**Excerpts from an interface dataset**

◇ ◇ ◇ ◇ ◇

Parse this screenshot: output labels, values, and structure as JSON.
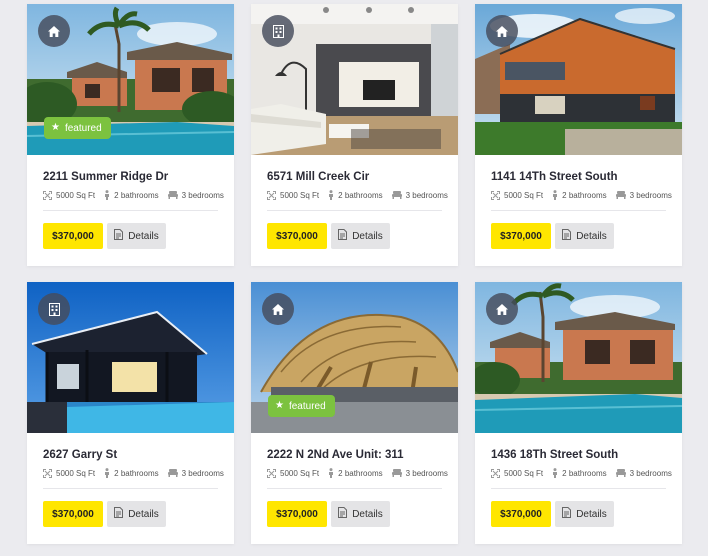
{
  "listings": [
    {
      "address": "2211 Summer Ridge Dr",
      "area": "5000 Sq Ft",
      "bathrooms": "2 bathrooms",
      "bedrooms": "3 bedrooms",
      "price": "$370,000",
      "details_label": "Details",
      "type_icon": "house-icon",
      "featured_label": "featured"
    },
    {
      "address": "6571 Mill Creek Cir",
      "area": "5000 Sq Ft",
      "bathrooms": "2 bathrooms",
      "bedrooms": "3 bedrooms",
      "price": "$370,000",
      "details_label": "Details",
      "type_icon": "building-icon"
    },
    {
      "address": "1141 14Th Street South",
      "area": "5000 Sq Ft",
      "bathrooms": "2 bathrooms",
      "bedrooms": "3 bedrooms",
      "price": "$370,000",
      "details_label": "Details",
      "type_icon": "house-icon"
    },
    {
      "address": "2627 Garry St",
      "area": "5000 Sq Ft",
      "bathrooms": "2 bathrooms",
      "bedrooms": "3 bedrooms",
      "price": "$370,000",
      "details_label": "Details",
      "type_icon": "building-icon"
    },
    {
      "address": "2222 N 2Nd Ave Unit: 311",
      "area": "5000 Sq Ft",
      "bathrooms": "2 bathrooms",
      "bedrooms": "3 bedrooms",
      "price": "$370,000",
      "details_label": "Details",
      "type_icon": "house-icon",
      "featured_label": "featured"
    },
    {
      "address": "1436 18Th Street South",
      "area": "5000 Sq Ft",
      "bathrooms": "2 bathrooms",
      "bedrooms": "3 bedrooms",
      "price": "$370,000",
      "details_label": "Details",
      "type_icon": "house-icon"
    }
  ],
  "colors": {
    "price_bg": "#ffe600",
    "featured_bg": "#7cc23f",
    "details_bg": "#e4e4e6",
    "page_bg": "#ebebef"
  }
}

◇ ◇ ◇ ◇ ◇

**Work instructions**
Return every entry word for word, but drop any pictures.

**Solution to the problem**
Parse this screenshot: output labels, values, and structure as JSON.
{
  "listings": [
    {
      "address": "2211 Summer Ridge Dr",
      "area": "5000 Sq Ft",
      "bathrooms": "2 bathrooms",
      "bedrooms": "3 bedrooms",
      "price": "$370,000",
      "details_label": "Details",
      "type_icon": "house-icon",
      "featured_label": "featured"
    },
    {
      "address": "6571 Mill Creek Cir",
      "area": "5000 Sq Ft",
      "bathrooms": "2 bathrooms",
      "bedrooms": "3 bedrooms",
      "price": "$370,000",
      "details_label": "Details",
      "type_icon": "building-icon"
    },
    {
      "address": "1141 14Th Street South",
      "area": "5000 Sq Ft",
      "bathrooms": "2 bathrooms",
      "bedrooms": "3 bedrooms",
      "price": "$370,000",
      "details_label": "Details",
      "type_icon": "house-icon"
    },
    {
      "address": "2627 Garry St",
      "area": "5000 Sq Ft",
      "bathrooms": "2 bathrooms",
      "bedrooms": "3 bedrooms",
      "price": "$370,000",
      "details_label": "Details",
      "type_icon": "building-icon"
    },
    {
      "address": "2222 N 2Nd Ave Unit: 311",
      "area": "5000 Sq Ft",
      "bathrooms": "2 bathrooms",
      "bedrooms": "3 bedrooms",
      "price": "$370,000",
      "details_label": "Details",
      "type_icon": "house-icon",
      "featured_label": "featured"
    },
    {
      "address": "1436 18Th Street South",
      "area": "5000 Sq Ft",
      "bathrooms": "2 bathrooms",
      "bedrooms": "3 bedrooms",
      "price": "$370,000",
      "details_label": "Details",
      "type_icon": "house-icon"
    }
  ],
  "colors": {
    "price_bg": "#ffe600",
    "featured_bg": "#7cc23f",
    "details_bg": "#e4e4e6",
    "page_bg": "#ebebef"
  }
}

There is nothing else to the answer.